» The task
For each entry below, output it exactly as it stands.

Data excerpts

◆ ◆ ◆

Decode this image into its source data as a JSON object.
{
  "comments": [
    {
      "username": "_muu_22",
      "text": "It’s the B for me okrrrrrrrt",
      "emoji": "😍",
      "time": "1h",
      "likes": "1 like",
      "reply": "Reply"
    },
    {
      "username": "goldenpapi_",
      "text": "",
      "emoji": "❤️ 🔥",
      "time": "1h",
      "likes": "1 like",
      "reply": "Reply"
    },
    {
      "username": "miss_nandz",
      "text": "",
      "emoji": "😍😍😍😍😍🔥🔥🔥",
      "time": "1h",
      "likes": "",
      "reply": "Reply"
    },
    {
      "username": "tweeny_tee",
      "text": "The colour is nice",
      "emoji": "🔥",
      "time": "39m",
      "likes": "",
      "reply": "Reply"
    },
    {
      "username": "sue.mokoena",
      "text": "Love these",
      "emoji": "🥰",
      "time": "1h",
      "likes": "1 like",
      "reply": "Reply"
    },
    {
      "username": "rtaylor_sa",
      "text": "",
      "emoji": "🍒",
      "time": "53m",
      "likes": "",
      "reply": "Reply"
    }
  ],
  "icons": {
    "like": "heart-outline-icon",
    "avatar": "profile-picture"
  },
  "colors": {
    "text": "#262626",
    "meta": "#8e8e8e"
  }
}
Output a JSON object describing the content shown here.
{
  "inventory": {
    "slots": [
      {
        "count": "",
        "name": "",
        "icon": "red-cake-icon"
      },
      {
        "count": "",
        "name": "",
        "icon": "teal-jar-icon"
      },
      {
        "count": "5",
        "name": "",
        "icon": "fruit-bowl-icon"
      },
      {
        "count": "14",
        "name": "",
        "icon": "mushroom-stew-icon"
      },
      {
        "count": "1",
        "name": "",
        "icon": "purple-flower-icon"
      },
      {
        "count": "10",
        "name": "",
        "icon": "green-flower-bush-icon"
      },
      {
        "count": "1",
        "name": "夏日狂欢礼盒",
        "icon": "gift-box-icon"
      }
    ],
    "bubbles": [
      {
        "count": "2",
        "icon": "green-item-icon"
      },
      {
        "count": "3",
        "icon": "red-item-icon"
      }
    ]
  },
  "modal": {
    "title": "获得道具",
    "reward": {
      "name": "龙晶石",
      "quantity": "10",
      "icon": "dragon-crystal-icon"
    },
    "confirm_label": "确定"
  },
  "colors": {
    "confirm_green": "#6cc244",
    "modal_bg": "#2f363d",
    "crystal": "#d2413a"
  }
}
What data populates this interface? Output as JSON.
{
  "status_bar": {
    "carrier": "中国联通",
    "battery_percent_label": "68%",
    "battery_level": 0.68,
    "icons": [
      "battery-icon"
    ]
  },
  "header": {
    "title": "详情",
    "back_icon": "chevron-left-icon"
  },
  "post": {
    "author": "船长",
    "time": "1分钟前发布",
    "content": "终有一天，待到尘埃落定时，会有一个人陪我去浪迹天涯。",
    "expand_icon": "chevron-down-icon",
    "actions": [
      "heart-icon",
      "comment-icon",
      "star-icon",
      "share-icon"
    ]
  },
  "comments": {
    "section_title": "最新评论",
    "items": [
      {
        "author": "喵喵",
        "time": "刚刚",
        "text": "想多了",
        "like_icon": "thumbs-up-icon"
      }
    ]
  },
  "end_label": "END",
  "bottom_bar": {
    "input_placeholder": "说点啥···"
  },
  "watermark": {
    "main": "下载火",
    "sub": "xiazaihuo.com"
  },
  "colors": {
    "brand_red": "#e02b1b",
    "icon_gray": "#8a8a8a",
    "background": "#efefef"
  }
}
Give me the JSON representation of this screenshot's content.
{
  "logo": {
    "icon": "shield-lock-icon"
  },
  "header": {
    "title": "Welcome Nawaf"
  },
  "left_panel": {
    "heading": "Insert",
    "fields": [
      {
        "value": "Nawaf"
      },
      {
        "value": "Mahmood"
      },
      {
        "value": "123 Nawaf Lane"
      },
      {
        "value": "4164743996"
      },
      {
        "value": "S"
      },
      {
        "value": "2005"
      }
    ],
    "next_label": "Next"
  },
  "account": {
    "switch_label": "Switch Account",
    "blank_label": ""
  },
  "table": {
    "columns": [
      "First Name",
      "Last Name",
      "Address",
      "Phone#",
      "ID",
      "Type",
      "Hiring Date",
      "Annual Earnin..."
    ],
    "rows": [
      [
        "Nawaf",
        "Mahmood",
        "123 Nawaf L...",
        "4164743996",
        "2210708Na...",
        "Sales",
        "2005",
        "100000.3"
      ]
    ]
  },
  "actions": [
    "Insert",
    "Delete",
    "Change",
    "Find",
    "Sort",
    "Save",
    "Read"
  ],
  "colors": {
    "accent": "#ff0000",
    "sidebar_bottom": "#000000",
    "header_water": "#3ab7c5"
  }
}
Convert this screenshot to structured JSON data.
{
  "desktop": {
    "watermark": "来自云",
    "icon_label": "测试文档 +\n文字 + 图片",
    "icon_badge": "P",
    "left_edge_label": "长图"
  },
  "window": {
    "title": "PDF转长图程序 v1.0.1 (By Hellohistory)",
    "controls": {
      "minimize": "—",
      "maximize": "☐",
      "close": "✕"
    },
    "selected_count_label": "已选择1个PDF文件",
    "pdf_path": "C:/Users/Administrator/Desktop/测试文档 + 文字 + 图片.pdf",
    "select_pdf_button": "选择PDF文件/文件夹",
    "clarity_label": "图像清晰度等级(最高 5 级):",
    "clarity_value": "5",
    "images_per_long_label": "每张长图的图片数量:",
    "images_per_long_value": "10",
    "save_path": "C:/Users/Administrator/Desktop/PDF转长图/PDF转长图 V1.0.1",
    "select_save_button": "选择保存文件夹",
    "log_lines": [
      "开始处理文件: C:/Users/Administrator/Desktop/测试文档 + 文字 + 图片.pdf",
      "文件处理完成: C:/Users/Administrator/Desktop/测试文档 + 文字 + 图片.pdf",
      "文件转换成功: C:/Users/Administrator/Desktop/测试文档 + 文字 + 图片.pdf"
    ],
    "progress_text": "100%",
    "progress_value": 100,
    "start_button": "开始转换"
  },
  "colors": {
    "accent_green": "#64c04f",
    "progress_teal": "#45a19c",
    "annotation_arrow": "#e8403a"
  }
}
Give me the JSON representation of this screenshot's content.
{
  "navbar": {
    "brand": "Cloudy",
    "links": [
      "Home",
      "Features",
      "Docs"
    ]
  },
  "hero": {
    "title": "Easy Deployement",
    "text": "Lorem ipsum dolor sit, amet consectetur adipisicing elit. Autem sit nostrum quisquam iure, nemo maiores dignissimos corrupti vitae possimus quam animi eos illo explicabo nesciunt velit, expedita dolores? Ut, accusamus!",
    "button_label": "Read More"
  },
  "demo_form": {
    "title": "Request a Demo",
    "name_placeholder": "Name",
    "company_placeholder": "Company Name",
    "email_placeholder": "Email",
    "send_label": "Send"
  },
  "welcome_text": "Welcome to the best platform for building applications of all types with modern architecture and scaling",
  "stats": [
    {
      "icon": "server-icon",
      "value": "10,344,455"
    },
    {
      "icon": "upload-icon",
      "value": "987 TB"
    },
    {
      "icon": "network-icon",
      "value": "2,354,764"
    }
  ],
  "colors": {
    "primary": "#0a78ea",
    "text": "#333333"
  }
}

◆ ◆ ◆

» Exercise result
Decode this image into its source data as a JSON object.
{
  "comments": [
    {
      "username": "_muu_22",
      "text": "It’s the B for me okrrrrrrrt",
      "emoji": "😍",
      "time": "1h",
      "likes": "1 like",
      "reply": "Reply"
    },
    {
      "username": "goldenpapi_",
      "text": "",
      "emoji": "❤️ 🔥",
      "time": "1h",
      "likes": "1 like",
      "reply": "Reply"
    },
    {
      "username": "miss_nandz",
      "text": "",
      "emoji": "😍😍😍😍😍🔥🔥🔥",
      "time": "1h",
      "likes": "",
      "reply": "Reply"
    },
    {
      "username": "tweeny_tee",
      "text": "The colour is nice",
      "emoji": "🔥",
      "time": "39m",
      "likes": "",
      "reply": "Reply"
    },
    {
      "username": "sue.mokoena",
      "text": "Love these",
      "emoji": "🥰",
      "time": "1h",
      "likes": "1 like",
      "reply": "Reply"
    },
    {
      "username": "rtaylor_sa",
      "text": "",
      "emoji": "🍒",
      "time": "53m",
      "likes": "",
      "reply": "Reply"
    }
  ],
  "icons": {
    "like": "heart-outline-icon",
    "avatar": "profile-picture"
  },
  "colors": {
    "text": "#262626",
    "meta": "#8e8e8e"
  }
}
Output a JSON object describing the content shown here.
{
  "inventory": {
    "slots": [
      {
        "count": "",
        "name": "",
        "icon": "red-cake-icon"
      },
      {
        "count": "",
        "name": "",
        "icon": "teal-jar-icon"
      },
      {
        "count": "5",
        "name": "",
        "icon": "fruit-bowl-icon"
      },
      {
        "count": "14",
        "name": "",
        "icon": "mushroom-stew-icon"
      },
      {
        "count": "1",
        "name": "",
        "icon": "purple-flower-icon"
      },
      {
        "count": "10",
        "name": "",
        "icon": "green-flower-bush-icon"
      },
      {
        "count": "1",
        "name": "夏日狂欢礼盒",
        "icon": "gift-box-icon"
      }
    ],
    "bubbles": [
      {
        "count": "2",
        "icon": "green-item-icon"
      },
      {
        "count": "3",
        "icon": "red-item-icon"
      }
    ]
  },
  "modal": {
    "title": "获得道具",
    "reward": {
      "name": "龙晶石",
      "quantity": "10",
      "icon": "dragon-crystal-icon"
    },
    "confirm_label": "确定"
  },
  "colors": {
    "confirm_green": "#6cc244",
    "modal_bg": "#2f363d",
    "crystal": "#d2413a"
  }
}
What data populates this interface? Output as JSON.
{
  "status_bar": {
    "carrier": "中国联通",
    "battery_percent_label": "68%",
    "battery_level": 0.68,
    "icons": [
      "battery-icon"
    ]
  },
  "header": {
    "title": "详情",
    "back_icon": "chevron-left-icon"
  },
  "post": {
    "author": "船长",
    "time": "1分钟前发布",
    "content": "终有一天，待到尘埃落定时，会有一个人陪我去浪迹天涯。",
    "expand_icon": "chevron-down-icon",
    "actions": [
      "heart-icon",
      "comment-icon",
      "star-icon",
      "share-icon"
    ]
  },
  "comments": {
    "section_title": "最新评论",
    "items": [
      {
        "author": "喵喵",
        "time": "刚刚",
        "text": "想多了",
        "like_icon": "thumbs-up-icon"
      }
    ]
  },
  "end_label": "END",
  "bottom_bar": {
    "input_placeholder": "说点啥···"
  },
  "watermark": {
    "main": "下载火",
    "sub": "xiazaihuo.com"
  },
  "colors": {
    "brand_red": "#e02b1b",
    "icon_gray": "#8a8a8a",
    "background": "#efefef"
  }
}
Give me the JSON representation of this screenshot's content.
{
  "logo": {
    "icon": "shield-lock-icon"
  },
  "header": {
    "title": "Welcome Nawaf"
  },
  "left_panel": {
    "heading": "Insert",
    "fields": [
      {
        "value": "Nawaf"
      },
      {
        "value": "Mahmood"
      },
      {
        "value": "123 Nawaf Lane"
      },
      {
        "value": "4164743996"
      },
      {
        "value": "S"
      },
      {
        "value": "2005"
      }
    ],
    "next_label": "Next"
  },
  "account": {
    "switch_label": "Switch Account",
    "blank_label": ""
  },
  "table": {
    "columns": [
      "First Name",
      "Last Name",
      "Address",
      "Phone#",
      "ID",
      "Type",
      "Hiring Date",
      "Annual Earnin..."
    ],
    "rows": [
      [
        "Nawaf",
        "Mahmood",
        "123 Nawaf L...",
        "4164743996",
        "2210708Na...",
        "Sales",
        "2005",
        "100000.3"
      ]
    ]
  },
  "actions": [
    "Insert",
    "Delete",
    "Change",
    "Find",
    "Sort",
    "Save",
    "Read"
  ],
  "colors": {
    "accent": "#ff0000",
    "sidebar_bottom": "#000000",
    "header_water": "#3ab7c5"
  }
}
Convert this screenshot to structured JSON data.
{
  "desktop": {
    "watermark": "来自云",
    "icon_label": "测试文档 +\n文字 + 图片",
    "icon_badge": "P",
    "left_edge_label": "长图"
  },
  "window": {
    "title": "PDF转长图程序 v1.0.1 (By Hellohistory)",
    "controls": {
      "minimize": "—",
      "maximize": "☐",
      "close": "✕"
    },
    "selected_count_label": "已选择1个PDF文件",
    "pdf_path": "C:/Users/Administrator/Desktop/测试文档 + 文字 + 图片.pdf",
    "select_pdf_button": "选择PDF文件/文件夹",
    "clarity_label": "图像清晰度等级(最高 5 级):",
    "clarity_value": "5",
    "images_per_long_label": "每张长图的图片数量:",
    "images_per_long_value": "10",
    "save_path": "C:/Users/Administrator/Desktop/PDF转长图/PDF转长图 V1.0.1",
    "select_save_button": "选择保存文件夹",
    "log_lines": [
      "开始处理文件: C:/Users/Administrator/Desktop/测试文档 + 文字 + 图片.pdf",
      "文件处理完成: C:/Users/Administrator/Desktop/测试文档 + 文字 + 图片.pdf",
      "文件转换成功: C:/Users/Administrator/Desktop/测试文档 + 文字 + 图片.pdf"
    ],
    "progress_text": "100%",
    "progress_value": 100,
    "start_button": "开始转换"
  },
  "colors": {
    "accent_green": "#64c04f",
    "progress_teal": "#45a19c",
    "annotation_arrow": "#e8403a"
  }
}
Give me the JSON representation of this screenshot's content.
{
  "navbar": {
    "brand": "Cloudy",
    "links": [
      "Home",
      "Features",
      "Docs"
    ]
  },
  "hero": {
    "title": "Easy Deployement",
    "text": "Lorem ipsum dolor sit, amet consectetur adipisicing elit. Autem sit nostrum quisquam iure, nemo maiores dignissimos corrupti vitae possimus quam animi eos illo explicabo nesciunt velit, expedita dolores? Ut, accusamus!",
    "button_label": "Read More"
  },
  "demo_form": {
    "title": "Request a Demo",
    "name_placeholder": "Name",
    "company_placeholder": "Company Name",
    "email_placeholder": "Email",
    "send_label": "Send"
  },
  "welcome_text": "Welcome to the best platform for building applications of all types with modern architecture and scaling",
  "stats": [
    {
      "icon": "server-icon",
      "value": "10,344,455"
    },
    {
      "icon": "upload-icon",
      "value": "987 TB"
    },
    {
      "icon": "network-icon",
      "value": "2,354,764"
    }
  ],
  "colors": {
    "primary": "#0a78ea",
    "text": "#333333"
  }
}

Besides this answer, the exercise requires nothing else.